Care minister Norman Lamb has paid tribute to the ‘remarkable performance’ of social care staff in managing delays in the discharge of patients from NHS hospitals.
Lamb was responding to a parliamentary question from Labour that claimed central government cuts to local authorities were a “key cause” of the pressures on NHS A&E departments. Shadow care minister Liz Kendall called on Lamb to investigate concerns from Public Health England that social care cuts could be behind a fall in life expectancy in parts of the north west of England.
In response, Lamb said: “Although there was a fall in life expectancy for those aged 85 in 2012, preliminary analysis shows that there was no further drop in 2013. Incidentally, let me pay tribute to the people who work in social care.
“The system has performed remarkably well. Statistics on delayed discharges due to social care show that the number of delayed days is almost exactly the same this year as it was in 2010—a remarkable performance.”

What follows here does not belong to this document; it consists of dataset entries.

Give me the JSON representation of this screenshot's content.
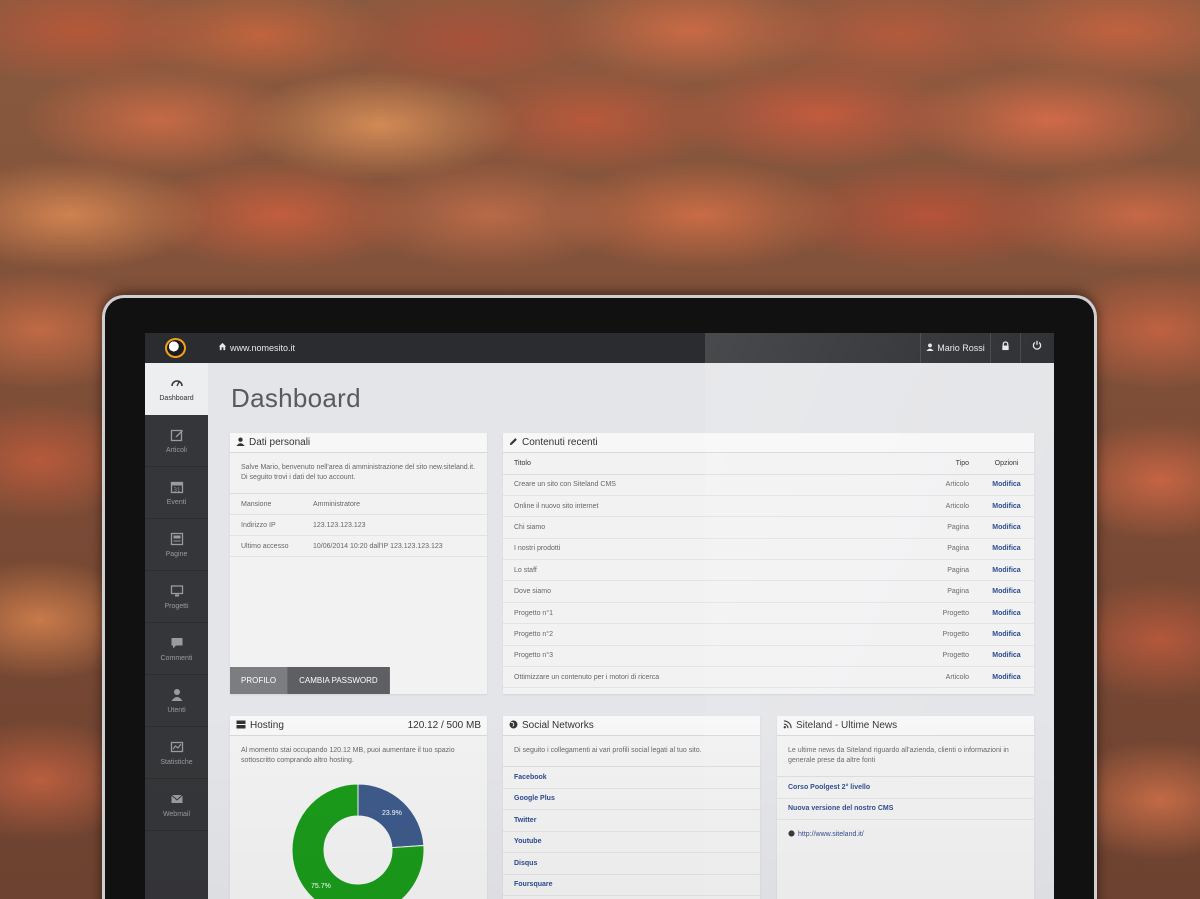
{
  "topbar": {
    "site": "www.nomesito.it",
    "user": "Mario Rossi"
  },
  "sidebar": {
    "items": [
      {
        "label": "Dashboard",
        "icon": "dashboard-icon"
      },
      {
        "label": "Articoli",
        "icon": "edit-icon"
      },
      {
        "label": "Eventi",
        "icon": "calendar-icon"
      },
      {
        "label": "Pagine",
        "icon": "page-icon"
      },
      {
        "label": "Progetti",
        "icon": "monitor-icon"
      },
      {
        "label": "Commenti",
        "icon": "comment-icon"
      },
      {
        "label": "Utenti",
        "icon": "user-icon"
      },
      {
        "label": "Statistiche",
        "icon": "chart-icon"
      },
      {
        "label": "Webmail",
        "icon": "mail-icon"
      }
    ]
  },
  "page": {
    "title": "Dashboard"
  },
  "personal": {
    "title": "Dati personali",
    "intro": "Salve Mario, benvenuto nell'area di amministrazione del sito new.siteland.it. Di seguito trovi i dati del tuo account.",
    "rows": [
      {
        "k": "Mansione",
        "v": "Amministratore"
      },
      {
        "k": "Indirizzo IP",
        "v": "123.123.123.123"
      },
      {
        "k": "Ultimo accesso",
        "v": "10/06/2014 10:20 dall'IP 123.123.123.123"
      }
    ],
    "btn_profile": "PROFILO",
    "btn_password": "CAMBIA PASSWORD"
  },
  "recent": {
    "title": "Contenuti recenti",
    "headers": {
      "title": "Titolo",
      "type": "Tipo",
      "options": "Opzioni"
    },
    "rows": [
      {
        "title": "Creare un sito con Siteland CMS",
        "type": "Articolo",
        "action": "Modifica"
      },
      {
        "title": "Online il nuovo sito internet",
        "type": "Articolo",
        "action": "Modifica"
      },
      {
        "title": "Chi siamo",
        "type": "Pagina",
        "action": "Modifica"
      },
      {
        "title": "I nostri prodotti",
        "type": "Pagina",
        "action": "Modifica"
      },
      {
        "title": "Lo staff",
        "type": "Pagina",
        "action": "Modifica"
      },
      {
        "title": "Dove siamo",
        "type": "Pagina",
        "action": "Modifica"
      },
      {
        "title": "Progetto n°1",
        "type": "Progetto",
        "action": "Modifica"
      },
      {
        "title": "Progetto n°2",
        "type": "Progetto",
        "action": "Modifica"
      },
      {
        "title": "Progetto n°3",
        "type": "Progetto",
        "action": "Modifica"
      },
      {
        "title": "Ottimizzare un contenuto per i motori di ricerca",
        "type": "Articolo",
        "action": "Modifica"
      }
    ]
  },
  "hosting": {
    "title": "Hosting",
    "usage": "120.12 / 500 MB",
    "text": "Al momento stai occupando 120.12 MB, puoi aumentare il tuo spazio sottoscritto comprando altro hosting.",
    "used_label": "23.9%",
    "free_label": "75.7%",
    "used_fraction": 0.239,
    "colors": {
      "used": "#3d5a8a",
      "free": "#1a9a1a"
    }
  },
  "social": {
    "title": "Social Networks",
    "text": "Di seguito i collegamenti ai vari profili social legati al tuo sito.",
    "links": [
      "Facebook",
      "Google Plus",
      "Twitter",
      "Youtube",
      "Disqus",
      "Foursquare"
    ]
  },
  "news": {
    "title": "Siteland - Ultime News",
    "text": "Le ultime news da Siteland riguardo all'azienda, clienti o informazioni in generale prese da altre fonti",
    "links": [
      "Corso Poolgest 2° livello",
      "Nuova versione del nostro CMS"
    ],
    "url": "http://www.siteland.it/"
  }
}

The latest official NHS England figures on delayed discharges cover the month of November 2014. These show that there were 37,004 days of delays in discharging patients for social care reasons, an increase of 24% on the November 2013 figures but slightly lower than the 37,030 days delayed for social care in November 2010. There were 92,924 days’ worth of delays due to NHS reasons in November 2014, up 16% from November 2013 and a 36% increase on November 2010.
Research by the Association of Directors of Adult Social Services last year found that the government’s squeeze on local authority funding had forced councils to make cuts of 26% to social care budgets since 2010 once inflation was factored in. Campaigners have warned that the cuts have led to less people accessing preventative care to keep them out of hospital and contributed to delays in discharging patients.
|Month||Days delayed for social care||Days delayed for NHS reasons||Days delayed due to both|
The winter crisis engulfing NHS A&E departments has seen intense focus on delayed discharges. Yesterday, Professor Keith Willets, NHS England’s director of acute care, told MPs that around 20% of bed days over the festive period were used by patients who were medically fit to leave hospital but could not due to problems accessing ongoing care. Two-thirds of the delays were due to NHS issues and one-third social care issues, Willets said.